This was sound advice because anyone could do it; no one had to wait for Armageddon. Then or now: no one need wait for some other person to do something first, nor think about the result of the next meaningless federal election. (From the thinnest vine, the vineyard may be restored.)

Yet it was made sounder still, by fretting and interlacing each sensible point of domestic doctrine into the crown of a solid theology. For in the view not only of the Church, but of my own Calvinist and Methodist ancestors, the purpose of life was not to increase some abstract efficiency. Rather, the opposite is closer to the truth: that the purpose of efficiency is to increase life; to grow both materially and spiritually towards an end that is in God. And not just any god, mind, but the One revealed in Christ Jesus.
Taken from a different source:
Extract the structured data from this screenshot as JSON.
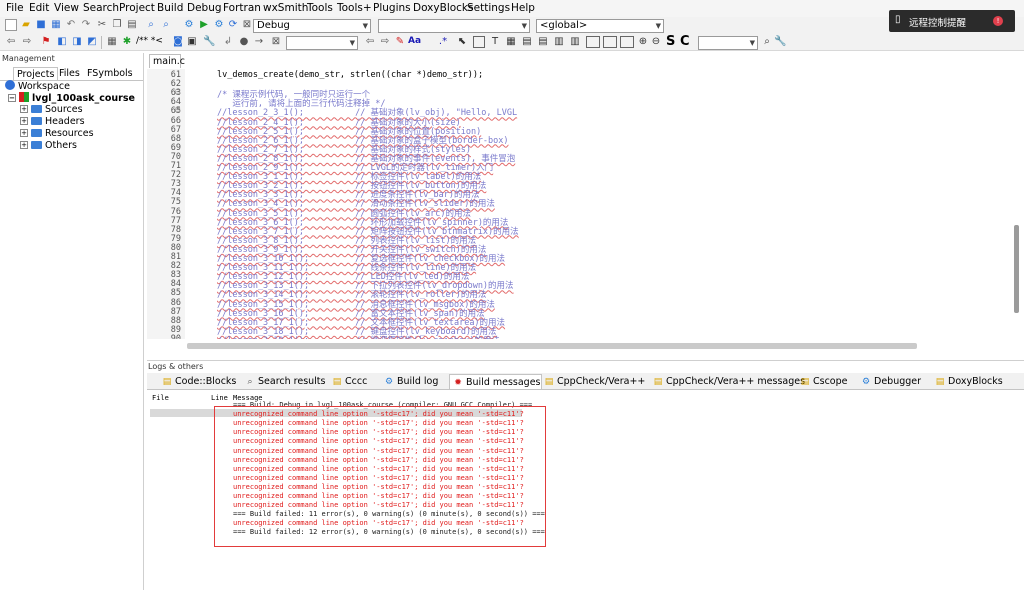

I know this sounds crazy and impossible to the emancipated man of today, steeping in our contemporary consumerism. He is constantly told to maintain confidence, and keep his pecker up for hope and loose change. His capacity for trust, so far as it goes, is invested in the hope that his debts will not be called in, that everything he owns won’t be hauled away, and himself in the next truck turned into the landfill. Under all the anxieties of his fast-paced life — work till you shirk, shop till you drop — he believes himself to be a team player. He is anyway reminded in a thousand subtle ways, and a thousand more obvious, of his most solemn public responsibility. What would his friends say if he broke rank, and stopped doing his bit for “the economy”?
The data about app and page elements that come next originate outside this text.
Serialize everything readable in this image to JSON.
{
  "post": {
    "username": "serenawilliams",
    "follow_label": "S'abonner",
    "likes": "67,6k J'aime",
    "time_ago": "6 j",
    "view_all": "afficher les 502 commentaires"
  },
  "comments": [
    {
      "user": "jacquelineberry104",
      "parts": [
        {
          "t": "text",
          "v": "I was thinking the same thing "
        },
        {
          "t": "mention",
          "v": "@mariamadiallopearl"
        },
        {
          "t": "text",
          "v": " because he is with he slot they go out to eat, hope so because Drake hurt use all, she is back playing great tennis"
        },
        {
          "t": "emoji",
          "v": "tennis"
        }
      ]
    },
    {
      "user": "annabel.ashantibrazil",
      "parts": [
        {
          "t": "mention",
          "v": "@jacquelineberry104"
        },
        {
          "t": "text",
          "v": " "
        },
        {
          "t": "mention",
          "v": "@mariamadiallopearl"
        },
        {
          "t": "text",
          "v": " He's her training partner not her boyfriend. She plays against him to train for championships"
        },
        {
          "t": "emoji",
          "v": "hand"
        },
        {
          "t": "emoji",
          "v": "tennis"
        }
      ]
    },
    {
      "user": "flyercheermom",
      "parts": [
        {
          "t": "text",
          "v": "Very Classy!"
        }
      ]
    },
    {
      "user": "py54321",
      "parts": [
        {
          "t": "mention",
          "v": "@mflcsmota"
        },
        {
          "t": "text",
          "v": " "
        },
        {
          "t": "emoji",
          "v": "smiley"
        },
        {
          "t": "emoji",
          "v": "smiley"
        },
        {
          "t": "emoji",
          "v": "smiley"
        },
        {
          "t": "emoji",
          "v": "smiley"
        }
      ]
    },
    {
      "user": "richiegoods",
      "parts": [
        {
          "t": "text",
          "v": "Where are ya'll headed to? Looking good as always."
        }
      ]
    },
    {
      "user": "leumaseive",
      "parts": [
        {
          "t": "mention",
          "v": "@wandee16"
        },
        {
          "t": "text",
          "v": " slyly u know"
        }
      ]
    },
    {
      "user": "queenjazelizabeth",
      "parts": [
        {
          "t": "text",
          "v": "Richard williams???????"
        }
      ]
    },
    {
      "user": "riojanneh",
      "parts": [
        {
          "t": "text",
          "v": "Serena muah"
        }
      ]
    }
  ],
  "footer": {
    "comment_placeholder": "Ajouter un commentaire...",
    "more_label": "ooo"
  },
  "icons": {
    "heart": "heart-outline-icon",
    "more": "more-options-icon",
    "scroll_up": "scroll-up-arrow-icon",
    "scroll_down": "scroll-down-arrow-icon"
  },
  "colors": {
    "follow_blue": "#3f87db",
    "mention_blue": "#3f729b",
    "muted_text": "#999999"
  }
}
He must make his obeisance to the clichés that bind us all together, as worthy citizens of a modern secular state; to “the Gods of the Market Place,” as Kipling called them, “and their smooth-tongued wizards,” operating in politics and business alike. He must maintain the common faith that animates our democracy; that sacred faith in Peter Pan — that if we all keep our eyes closed together, the facts of life will eventually go away.

How can he dare let go of that? What would be the consequence if he did? Who could reasonably expect him to embrace an alternative “blind faith,” that might separate him from his fellows, and from the safety of the crowd?
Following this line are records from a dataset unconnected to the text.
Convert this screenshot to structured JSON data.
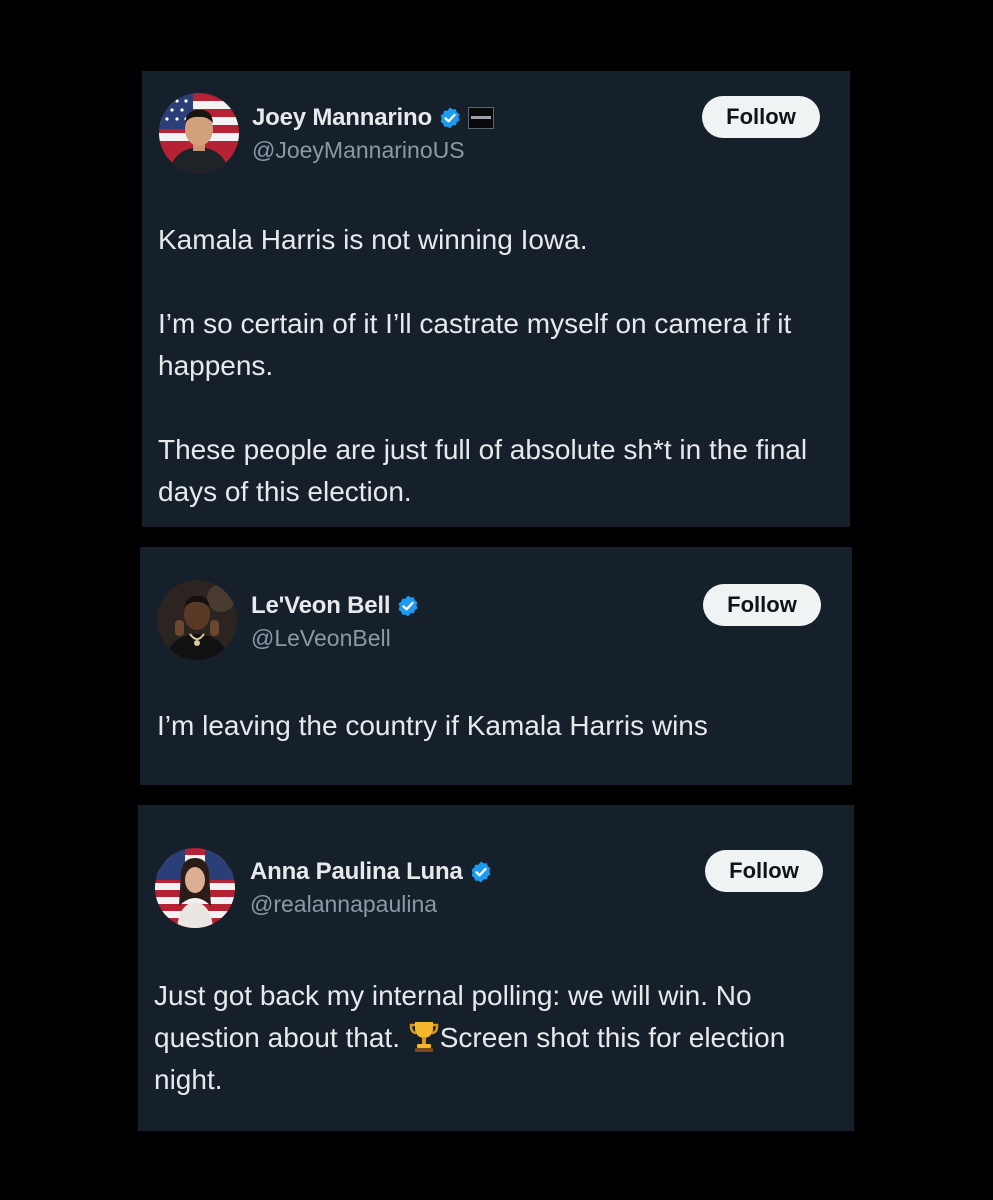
{
  "tweets": [
    {
      "name": "Joey Mannarino",
      "handle": "@JoeyMannarinoUS",
      "verified": true,
      "affiliate_badge": "conservative-badge",
      "follow_label": "Follow",
      "paragraphs": [
        "Kamala Harris is not winning Iowa.",
        "I’m so certain of it I’ll castrate myself on camera if it happens.",
        "These people are just full of absolute sh*t in the final days of this election."
      ]
    },
    {
      "name": "Le'Veon Bell",
      "handle": "@LeVeonBell",
      "verified": true,
      "follow_label": "Follow",
      "paragraphs": [
        "I’m leaving the country if Kamala Harris wins"
      ]
    },
    {
      "name": "Anna Paulina Luna",
      "handle": "@realannapaulina",
      "verified": true,
      "follow_label": "Follow",
      "text_before_emoji": "Just got back my internal polling: we will win. No question about that. ",
      "emoji": "trophy-icon",
      "text_after_emoji": "Screen shot this for election night."
    }
  ],
  "colors": {
    "page_background": "#000000",
    "card_background": "#16202b",
    "text_primary": "#e7e9ea",
    "text_secondary": "#8b98a5",
    "verified_blue": "#1d9bf0",
    "follow_button_bg": "#eff3f4",
    "follow_button_text": "#0f1419"
  }
}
And why anyway should he believe in what, according to the scientific consensus, is a crop of old myths? For that’s the real rub. According to the scientific consensus, he’s just a lump of dirt, or at best a worm crawling in it. Why should he believe that his soul has any value? That he is not just a worm, or a number, but a man? Sounds like narcissism to him; sounds rather selfish; sounds downright unscientific. For in his heart he believes that he is worthless. In his heart is the counsel of despair.

What is impossible today was not always impossible, however. There was a world before Peter Pan. Even I retain glimpses of another way of life, not in some distant place, but right here under the asphalt, in a country that once had a little dignity. (Canada today is a country of which her ancestors, of every confession, would be rightly and deeply ashamed.)

That it was never secure can go without saying, for it is gone. Nothing in this world survives, that is not constantly maintained and replenished, and what is built in faith requires the renewed faith of every generation. And the truth is that faith was broken, except a few resilient threads. (Which the devils try so desperately to sever, from the fear that they might grow again.)

Yet I recall an old house in Cape Breton, where every degrowthing principle was once observed, as a matter of course, and where this text adapted from the Book of Joshua (24:15) was embroidered and framed:

“If it seem evil to you to serve the Lord, you have your choice. Choose whichever strange gods you will serve. But as for me and my house, we will serve the Lord.”